Improve Your Poker Skills by Learning the Basics of the Game
Poker is an exciting card game that requires a lot of strategy and psychology. While there is a certain amount of chance involved in the outcome of any particular hand, players must make bets on the basis of expected value and other strategic considerations. The more a player understands the game, the better they will be able to make decisions. Moreover, playing the game regularly can improve a player’s social skills and increase concentration levels.
A hand in poker consists of five cards dealt to each player. After the deal, a betting round begins, with players putting their bets into a “pot.” Once all bets have been made, the players reveal their cards and the highest hand wins. This game can be played in many different settings, including casinos and homes. However, it is generally preferred to play poker at home, where you can save money on dealer fees and other expenses.
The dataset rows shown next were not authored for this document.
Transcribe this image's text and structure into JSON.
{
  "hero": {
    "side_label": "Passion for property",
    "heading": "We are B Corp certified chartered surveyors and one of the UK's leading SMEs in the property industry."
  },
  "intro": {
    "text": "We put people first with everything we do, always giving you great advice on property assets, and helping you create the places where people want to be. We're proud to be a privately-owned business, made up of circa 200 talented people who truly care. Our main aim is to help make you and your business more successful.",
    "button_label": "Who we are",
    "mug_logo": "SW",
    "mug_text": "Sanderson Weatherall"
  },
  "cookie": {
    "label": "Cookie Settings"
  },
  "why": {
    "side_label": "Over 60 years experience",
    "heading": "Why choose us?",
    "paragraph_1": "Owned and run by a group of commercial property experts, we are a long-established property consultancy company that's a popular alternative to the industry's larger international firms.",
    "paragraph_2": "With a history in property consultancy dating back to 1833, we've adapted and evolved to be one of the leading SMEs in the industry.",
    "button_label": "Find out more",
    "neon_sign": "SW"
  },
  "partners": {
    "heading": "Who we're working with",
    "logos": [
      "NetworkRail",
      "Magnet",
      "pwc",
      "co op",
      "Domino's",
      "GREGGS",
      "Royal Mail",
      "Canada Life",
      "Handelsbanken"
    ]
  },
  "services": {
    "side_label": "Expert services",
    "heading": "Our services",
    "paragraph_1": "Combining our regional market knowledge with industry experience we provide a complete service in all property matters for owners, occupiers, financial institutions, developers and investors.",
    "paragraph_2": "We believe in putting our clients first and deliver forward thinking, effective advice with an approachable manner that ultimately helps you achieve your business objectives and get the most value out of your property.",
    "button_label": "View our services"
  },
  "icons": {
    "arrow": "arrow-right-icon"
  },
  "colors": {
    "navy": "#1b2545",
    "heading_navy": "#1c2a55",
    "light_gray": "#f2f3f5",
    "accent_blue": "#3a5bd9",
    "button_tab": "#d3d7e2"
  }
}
Plus, you can have your own snacks and drinks while you’re playing!
In addition to learning how to play the game, it is also important to learn about the different types of hands in poker. Each type of hand has its own unique set of rules and can be won by a player with either a good or bad set of cards. For example, a straight is a five-card sequence in consecutive rank. A flush is five cards of the same suit. A full house consists of three matching cards of one rank and two matching cards of another rank. A pair is two cards of the same rank.
To improve your poker skills, it is vital to practice and watch other players. This will help you develop quick instincts and improve your ability to read other players’ reactions. Watching other players will also help you to avoid making mistakes in your own play, such as calling a bet when you should have folded.
Poker can be a fun and engaging game, especially when you’re playing with friends. However, you should keep in mind that it’s important to stay focused and avoid distractions. If you do, you may lose your edge at the table. Moreover, you should also be aware of the different risks of gambling.
A good poker player must be able to read their opponents’ reactions, and this is especially important in live games. You can analyze their physical tells and learn their habits to determine whether they’re bluffing or holding a strong hand. Ultimately, this will help you make the right call at the right time.
The best way to improve your poker skills is by practicing at home. While this may seem like a boring task, it will actually be beneficial to your game. Playing at home will give you a more realistic feel for the game and teach you how to read other players’ actions. It will also help you get rid of any negative habits that could be affecting your performance at the table.